Elder abuse is prevalent in our society and it is important we continue to breed passionate advocates to assist vulnerable populations. It has been an honor advocating for my clients throughout my time and involvement in the Elder Law and Health Clinic.

By Kelli Sanshey, a third-year law student at McGeorge School of Law.


Brittney Barsotti, ’17, is general counsel for the California News Publishers Association. Barsotti came to McGeorge School of Law and was instantly attracted to McGeorge’s Public Policy Clinic. She said that McGeorge gave her a lot of exposure to the work that she wanted to do.

Learn more about McGeorge School of Law.

Learn about the Legislative and Public Policy Clinic.

Arvi Kaur, ’21, said that McGeorge School of Law did a tremendous job preparing her for her current position as an associate attorney. Kaur uses skills she learned through the school’s legal research and writing program on the job daily. Kaur is an associate at Olson Remcho LLP, a political law firm in downtown Sacramento.

Learn more about McGeorge School of Law.

When I began law school, I committed myself to using the skill set I would develop during my time at McGeorge School of Law to help people. My 1L summer internship at the Sacramento County Public Defender’s Office solidified my passion for indigent defense work. At that point in my law school journey, I began to see how my desire to help people could manifest into a career. Once I knew that I wanted to be a public defender, I started making plans to participate in the McGeorge Federal Defender Clinic.

A woman smiling at the camera.
Kendra Hall is a third-year law student at McGeorge School of Law.

I chose the Federal Defender Clinic because this year-long program provides law students the unique opportunity to get comprehensive real-life litigation experience under the supervision of two highly qualified federal defenders. The Clinic is only open to eight students per year. The small group setting allows for a lot of face time with our supervising attorneys.

Additionally, because the students are divided into teams of two, this Clinic creates a highly collaborative learning environment where we are able to pool knowledge and support each other. What drew me most to this Clinic was that fact that it would allow me to represent real clients in the courtroom from arraignment through appeal.

During my first semester in the Clinic, I was accepting appointments and working up cases right away. I was also able to negotiate dismissals. By the end of the fall semester, my partner and I represented one of our clients in a bench trial.

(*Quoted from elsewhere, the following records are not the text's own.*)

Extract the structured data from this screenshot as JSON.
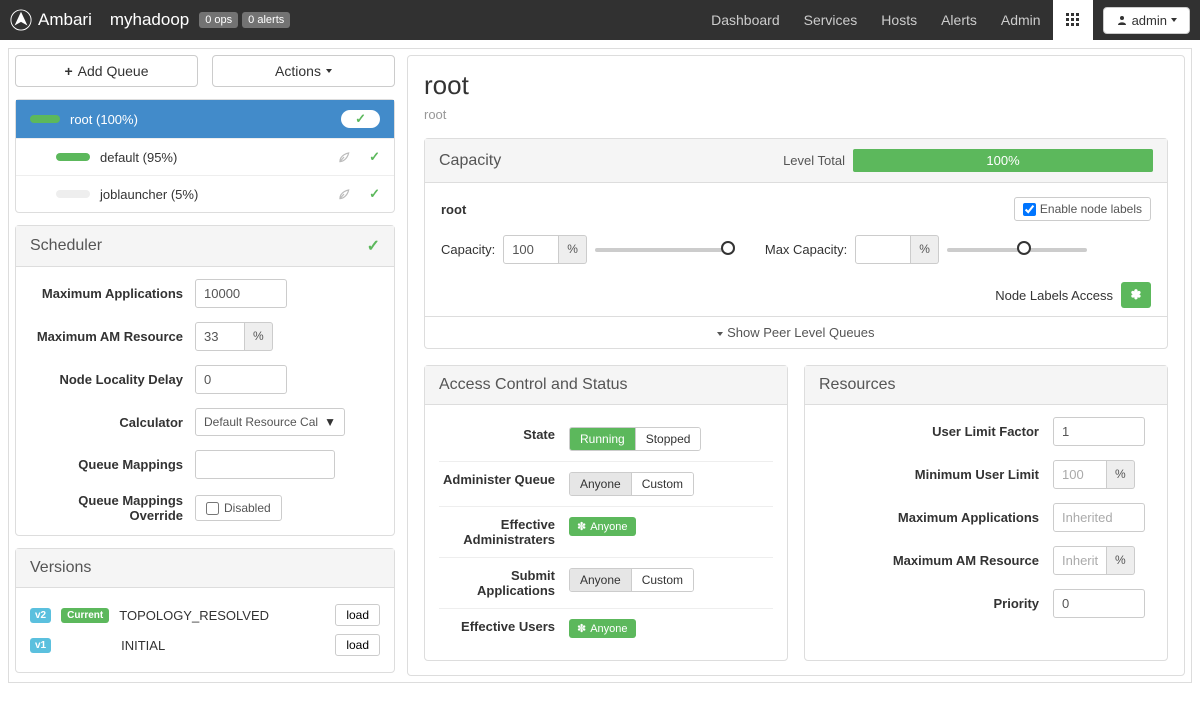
{
  "topnav": {
    "brand": "Ambari",
    "cluster": "myhadoop",
    "ops_badge": "0 ops",
    "alerts_badge": "0 alerts",
    "links": [
      "Dashboard",
      "Services",
      "Hosts",
      "Alerts",
      "Admin"
    ],
    "admin_button": "admin"
  },
  "sidebar": {
    "add_queue": "Add Queue",
    "actions": "Actions",
    "tree": {
      "root": "root (100%)",
      "default": "default (95%)",
      "joblauncher": "joblauncher (5%)"
    },
    "scheduler": {
      "title": "Scheduler",
      "max_apps_label": "Maximum Applications",
      "max_apps_value": "10000",
      "max_am_label": "Maximum AM Resource",
      "max_am_value": "33",
      "locality_label": "Node Locality Delay",
      "locality_value": "0",
      "calculator_label": "Calculator",
      "calculator_value": "Default Resource Cal",
      "mappings_label": "Queue Mappings",
      "override_label": "Queue Mappings Override",
      "override_value": "Disabled"
    },
    "versions": {
      "title": "Versions",
      "v2_tag": "v2",
      "current": "Current",
      "v2_state": "TOPOLOGY_RESOLVED",
      "v1_tag": "v1",
      "v1_state": "INITIAL",
      "load": "load"
    }
  },
  "main": {
    "title": "root",
    "crumb": "root",
    "capacity": {
      "title": "Capacity",
      "level_total": "Level Total",
      "level_pct": "100%",
      "root_label": "root",
      "enable_labels": "Enable node labels",
      "capacity_label": "Capacity:",
      "capacity_value": "100",
      "max_capacity_label": "Max Capacity:",
      "max_capacity_value": "",
      "node_labels": "Node Labels Access",
      "show_peer": "Show Peer Level Queues"
    },
    "acs": {
      "title": "Access Control and Status",
      "state_label": "State",
      "running": "Running",
      "stopped": "Stopped",
      "admin_label": "Administer Queue",
      "anyone": "Anyone",
      "custom": "Custom",
      "eff_admin_label": "Effective Administraters",
      "submit_label": "Submit Applications",
      "eff_users_label": "Effective Users",
      "anyone_tag": "Anyone"
    },
    "resources": {
      "title": "Resources",
      "ulf_label": "User Limit Factor",
      "ulf_value": "1",
      "mul_label": "Minimum User Limit",
      "mul_placeholder": "100",
      "ma_label": "Maximum Applications",
      "ma_placeholder": "Inherited",
      "mam_label": "Maximum AM Resource",
      "mam_placeholder": "Inherited",
      "priority_label": "Priority",
      "priority_value": "0",
      "pct": "%"
    }
  }
}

This semester, in addition to routine misdemeanor intake work, my partner and I are currently working on an appeal and have a jury trial set for spring.

The COVID-19 pandemic has brought many significant and new challenges to all of us. For me, law school has been radically different than what I expected it to be at the start of my 1L year in 2019. Unfortunately, because of the courtroom, classroom, and office closures in 2020, many of us did not have the chance to be inside the courtroom or interact with our mentors and supervisors in the same way that our predecessors did. This is another reason why I feel so privileged to be a part of the Clinic this year. As a part of this cohort, I feel like I have had the chance to make up for some of that lost time. This Clinic has not only allowed me to learn firsthand about federal defense work, but it has also allowed me to continue to develop the real-life litigation skills that I need in order to be successful in the future.

By Kendra Hall, a third-year law student at McGeorge School of Law.

Molly Alcorn, ’20, discusses her journey to law school, being involved in student organizations, forming lasting friendships with classmates, and campus resources available to students. Alcorn said that Professors Michael Mireles and Larry Levine made a significant impact on her during law school.

Alcorn is now an attorney at Alcorn Law Corporation. She counsels clients in creating and managing non-profit associations, contract negotiations, and applying for and maintaining intellectual property rights.

Learn more about McGeorge School of Law.